Vitamin D Could Lower Breast Cancer Risk

Breast cancer is a serious health concern in the United States since the Centers for Disease Control and Prevention (CDC) estimates that 41,000 women and 460 men die of breast cancer every year. Most of the time, about 75 percent to 90 percent of cases of breast cancer are completely preventable by making safer lifestyle choices like limiting processed food, getting natural sunlight and eating healthier. 

The reason that food matters is because cancer is a metabolic disease. Risk of developing cancer is significantly reduced by the proper metabolism of the mitochondria, which refers to the ability of cells to convert food into energy. Vitamin D is an important nutrient, required for the body’s various processes.

Exposure to sun rays activates mitochondrial respiration and rejuvenates the cells, thus directly having an impact on cancer risk. A vitamin D3 supplement is recommended to people who are deficient and living up north where there is not much sunlight.

A study based on animals found that mice are more likely to develop breast cancer if they are lacking vitamin D. Improving levels of vitamin D can be done by direct exposure to peak sunlight for as much as 15 minutes three times a week, although with sunscreen to protect the skin against harmful UV rays. Cod liver oil, milk, yogurt, salmon and mackerel are some of the food sources of vitamin D. 

To decide the amount of vitamin D3 supplement that you need to take, you need to first check the vitamin D serum level through a simple blood test. The parameter that shows sufficient vitamin D lies between 40 to 60 ng/mL. 

Vitamin D Vitamin D supplements reduce cancer risk by 16 percent. Pixabay

Even research had previously indicated that if the serum level was at 40 ng/mL, cancer risk would be reduced by about 67 percent, compared to people with 20 ng/mL or less of vitamin D serum level. Even research published as far back as 2005 said that women who had vitamin D above 60 ng/mL had a lower risk of developing breast cancer by 83 percent. 

A study published last year conducted by Creighton University and University of California San Diego said that women who took vitamin D3 supplements along with calcium had lower risk of cancer by 30 percent. The difference between the placebo group and the group of postmenopausal women, 55 years and above, was not significant enough though. 

However, 25-hydroxyvitamin D (25(OH)D, an indicator of vitamin D levels in the blood, was not very high in women who were diagnosed with cancer during the four year long study. Another massive study published this August by British Medical Journal had confirmed all these studies and said that cancer mortality was reduced by 16 percent.  

“In this meta-analysis of 52 randomized controlled trials with a total of 75 454 participants, vitamin D supplementation was not significantly associated with total mortality.
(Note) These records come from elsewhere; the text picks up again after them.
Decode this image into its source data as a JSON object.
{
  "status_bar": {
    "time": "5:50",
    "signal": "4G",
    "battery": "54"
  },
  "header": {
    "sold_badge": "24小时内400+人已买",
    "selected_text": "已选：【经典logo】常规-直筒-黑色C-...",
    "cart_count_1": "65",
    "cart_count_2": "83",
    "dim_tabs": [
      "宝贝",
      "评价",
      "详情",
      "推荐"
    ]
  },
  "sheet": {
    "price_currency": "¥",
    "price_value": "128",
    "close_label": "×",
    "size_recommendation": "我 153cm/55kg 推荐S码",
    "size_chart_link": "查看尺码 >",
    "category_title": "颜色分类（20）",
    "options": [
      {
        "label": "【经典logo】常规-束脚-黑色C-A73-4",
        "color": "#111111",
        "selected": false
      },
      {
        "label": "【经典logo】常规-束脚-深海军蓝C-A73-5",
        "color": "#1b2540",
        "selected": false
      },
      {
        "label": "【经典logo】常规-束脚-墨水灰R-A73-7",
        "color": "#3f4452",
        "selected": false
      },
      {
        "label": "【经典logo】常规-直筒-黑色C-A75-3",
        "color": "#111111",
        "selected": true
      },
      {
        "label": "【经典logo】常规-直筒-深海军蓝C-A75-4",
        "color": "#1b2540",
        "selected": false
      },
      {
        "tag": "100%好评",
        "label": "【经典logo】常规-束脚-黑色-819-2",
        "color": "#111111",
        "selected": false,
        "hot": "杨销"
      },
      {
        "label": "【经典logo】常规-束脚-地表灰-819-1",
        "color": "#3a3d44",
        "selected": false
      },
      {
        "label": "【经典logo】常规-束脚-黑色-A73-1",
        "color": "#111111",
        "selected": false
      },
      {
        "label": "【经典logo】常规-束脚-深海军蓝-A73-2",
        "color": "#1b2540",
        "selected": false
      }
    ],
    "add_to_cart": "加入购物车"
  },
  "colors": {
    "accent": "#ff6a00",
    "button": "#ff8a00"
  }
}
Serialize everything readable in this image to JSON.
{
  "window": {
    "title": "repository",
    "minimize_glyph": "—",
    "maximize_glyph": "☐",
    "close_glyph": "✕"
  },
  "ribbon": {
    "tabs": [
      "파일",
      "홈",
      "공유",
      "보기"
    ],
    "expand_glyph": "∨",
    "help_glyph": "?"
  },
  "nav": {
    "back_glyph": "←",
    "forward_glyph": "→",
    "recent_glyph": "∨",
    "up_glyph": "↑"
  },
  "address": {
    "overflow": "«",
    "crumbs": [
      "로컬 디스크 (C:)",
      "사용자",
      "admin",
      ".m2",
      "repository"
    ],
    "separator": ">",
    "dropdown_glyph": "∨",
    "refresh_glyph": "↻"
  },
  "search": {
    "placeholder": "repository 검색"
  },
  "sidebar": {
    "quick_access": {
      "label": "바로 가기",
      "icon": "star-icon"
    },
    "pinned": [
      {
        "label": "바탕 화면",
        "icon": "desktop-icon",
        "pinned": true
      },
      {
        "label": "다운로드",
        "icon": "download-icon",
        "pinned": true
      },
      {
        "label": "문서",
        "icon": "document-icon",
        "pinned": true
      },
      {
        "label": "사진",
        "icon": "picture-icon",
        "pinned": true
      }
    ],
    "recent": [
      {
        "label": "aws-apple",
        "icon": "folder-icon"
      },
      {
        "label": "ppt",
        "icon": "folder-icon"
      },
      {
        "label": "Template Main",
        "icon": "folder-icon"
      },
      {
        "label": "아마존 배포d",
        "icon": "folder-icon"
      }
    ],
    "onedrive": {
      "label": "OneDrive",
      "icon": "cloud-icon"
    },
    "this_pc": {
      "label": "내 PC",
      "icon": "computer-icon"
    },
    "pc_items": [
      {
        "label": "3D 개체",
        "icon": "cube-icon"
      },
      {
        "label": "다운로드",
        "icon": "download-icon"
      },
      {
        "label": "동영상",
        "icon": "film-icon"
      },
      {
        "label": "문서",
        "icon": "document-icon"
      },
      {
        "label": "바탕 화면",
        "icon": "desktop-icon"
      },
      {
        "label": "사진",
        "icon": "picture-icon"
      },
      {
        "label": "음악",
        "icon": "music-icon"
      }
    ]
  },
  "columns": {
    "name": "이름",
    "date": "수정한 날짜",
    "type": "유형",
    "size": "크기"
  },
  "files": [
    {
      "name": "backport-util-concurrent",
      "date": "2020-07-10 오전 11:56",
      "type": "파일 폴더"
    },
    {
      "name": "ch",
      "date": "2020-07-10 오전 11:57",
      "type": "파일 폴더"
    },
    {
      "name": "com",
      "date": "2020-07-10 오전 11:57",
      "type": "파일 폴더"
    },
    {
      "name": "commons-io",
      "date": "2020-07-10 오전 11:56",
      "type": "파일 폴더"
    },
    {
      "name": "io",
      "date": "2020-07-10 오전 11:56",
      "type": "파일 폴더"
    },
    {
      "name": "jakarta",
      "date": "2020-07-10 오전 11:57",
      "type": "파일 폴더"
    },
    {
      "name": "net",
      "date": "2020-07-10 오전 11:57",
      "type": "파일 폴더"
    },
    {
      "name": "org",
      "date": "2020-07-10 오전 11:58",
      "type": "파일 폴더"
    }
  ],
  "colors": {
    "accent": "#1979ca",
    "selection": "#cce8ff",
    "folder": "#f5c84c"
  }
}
The findings suggest that vitamin D supplementation reduced cancer mortality by 16% but not mortality from cardiovascular disease, cerebrovascular disease, or ischaemic heart disease,” the researchers stated.